MATERIAL FOR THIS EXERCISE
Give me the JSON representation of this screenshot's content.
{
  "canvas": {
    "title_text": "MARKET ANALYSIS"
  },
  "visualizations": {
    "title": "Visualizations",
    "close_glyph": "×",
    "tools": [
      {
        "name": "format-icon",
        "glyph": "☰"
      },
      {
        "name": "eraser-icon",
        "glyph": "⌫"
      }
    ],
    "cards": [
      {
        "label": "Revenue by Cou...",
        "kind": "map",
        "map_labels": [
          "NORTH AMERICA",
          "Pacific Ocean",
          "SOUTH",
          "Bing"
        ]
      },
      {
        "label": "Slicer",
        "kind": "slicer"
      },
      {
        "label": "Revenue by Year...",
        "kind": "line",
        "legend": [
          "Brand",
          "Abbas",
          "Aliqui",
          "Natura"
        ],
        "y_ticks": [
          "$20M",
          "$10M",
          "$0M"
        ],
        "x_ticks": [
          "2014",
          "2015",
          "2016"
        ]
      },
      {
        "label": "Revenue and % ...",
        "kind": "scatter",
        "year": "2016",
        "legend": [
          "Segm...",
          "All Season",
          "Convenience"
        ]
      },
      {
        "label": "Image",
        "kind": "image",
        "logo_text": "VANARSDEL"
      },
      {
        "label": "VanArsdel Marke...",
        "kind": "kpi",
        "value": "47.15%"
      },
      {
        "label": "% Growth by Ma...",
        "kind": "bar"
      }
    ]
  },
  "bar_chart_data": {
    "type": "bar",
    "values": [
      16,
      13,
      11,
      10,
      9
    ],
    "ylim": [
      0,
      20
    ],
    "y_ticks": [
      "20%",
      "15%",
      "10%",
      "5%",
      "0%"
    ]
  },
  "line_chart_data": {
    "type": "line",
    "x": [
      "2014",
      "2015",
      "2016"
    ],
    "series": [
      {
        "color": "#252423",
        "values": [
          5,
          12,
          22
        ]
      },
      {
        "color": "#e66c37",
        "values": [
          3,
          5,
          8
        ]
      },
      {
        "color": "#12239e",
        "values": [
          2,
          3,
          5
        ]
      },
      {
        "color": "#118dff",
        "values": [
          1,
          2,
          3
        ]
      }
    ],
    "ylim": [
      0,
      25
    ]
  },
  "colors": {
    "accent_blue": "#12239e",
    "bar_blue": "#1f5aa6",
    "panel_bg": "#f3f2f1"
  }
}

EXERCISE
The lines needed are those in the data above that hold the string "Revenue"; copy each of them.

ANSWER AREA
        "label": "Revenue by Cou...",
        "label": "Revenue by Year...",
        "label": "Revenue and % ...",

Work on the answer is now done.